Zosimus, New History 3.13

Zosimus (Greek Ζώσιμος): Early Byzantine, pagan author of a history of the Roman Empire, published in the first quarter of the sixth century CE.

The translation of Zosimus' New History offered here was printed in 1814 by W. Green and T. Chaplin in London, and was probably prepared by J. Davis of the Military Chronicle and Military Classics Office. The translator is anonymous. The text was found at Tertullian.org. The notes were added by Jona Lendering.

[3.13.1] Having made these arrangements at Harran, a town that separates the Roman from the Assyrian dominions, he had an inclination to view the army from some eminence, the infantry and cavalry of which in the whole amounted to sixty-five thousand men. Departing therefore from Harran, he presently passed the castles between that place and Callinicum, and arriving at Circesium, of which I spoke above, crossed the river Aboras and sailed over the Euphrates

[3.13.2] He was followed by his troops carrying provisions along with them, who likewise embarked according to the orders they received. The navy was by this time come up. It consisted of a great number of vessels; six hundred were made of wood, and five hundred of skins, besides which were fifty ships of war, and others that followed them for the construction of bridges, if requisite, that the army should pass the rivers on foot. 

[3.13.3] A great number of other vessels likewise followed, some of them carrying provisions for the army, others timber for the construction of engines, and some battering engines for a siege which were ready made. Lucilianus and Constantius were admirals of this navy. The army being thus disposed, the emperor seated himself on a throne, and made an address to the army, after which he gave each of them a hundred and thirty pieces of silver. He then proceeded towards Persia, giving the command of the infantry to Victor, and that of the cavalry to Hormisdas and Arintheus jointly. 

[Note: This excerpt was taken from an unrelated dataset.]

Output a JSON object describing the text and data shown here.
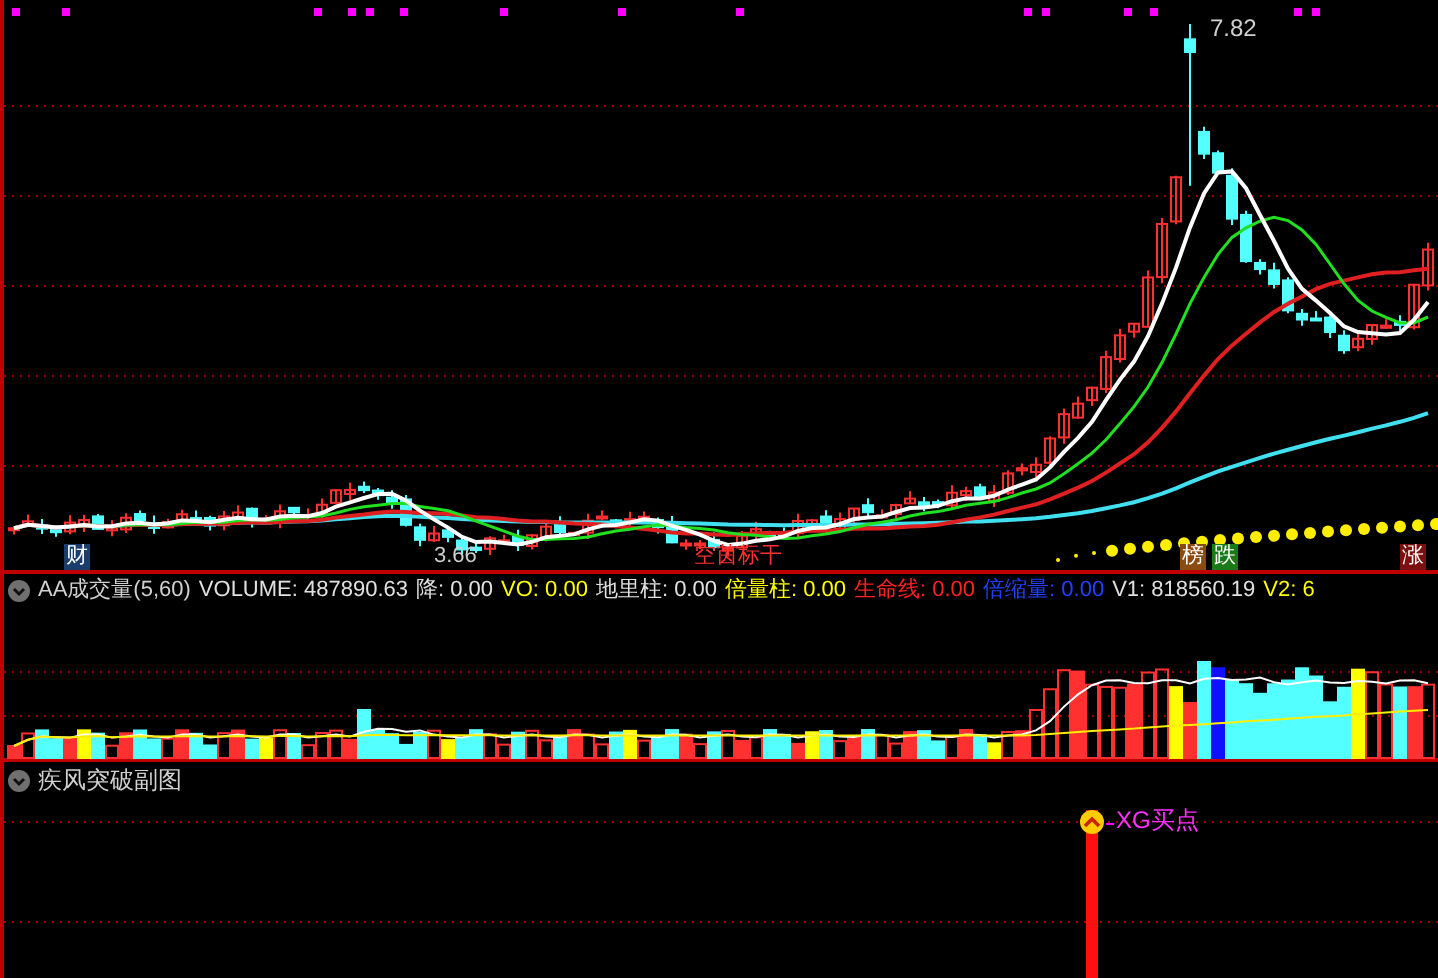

[3.13.4] I have before related of this Hormisdas, that he was the son of a Persian monarch, but was persecuted by his brother, and had escaped to the emperor Constantine, from whom he had received the highest honors and preferments in reward for his approved friendship and fidelity.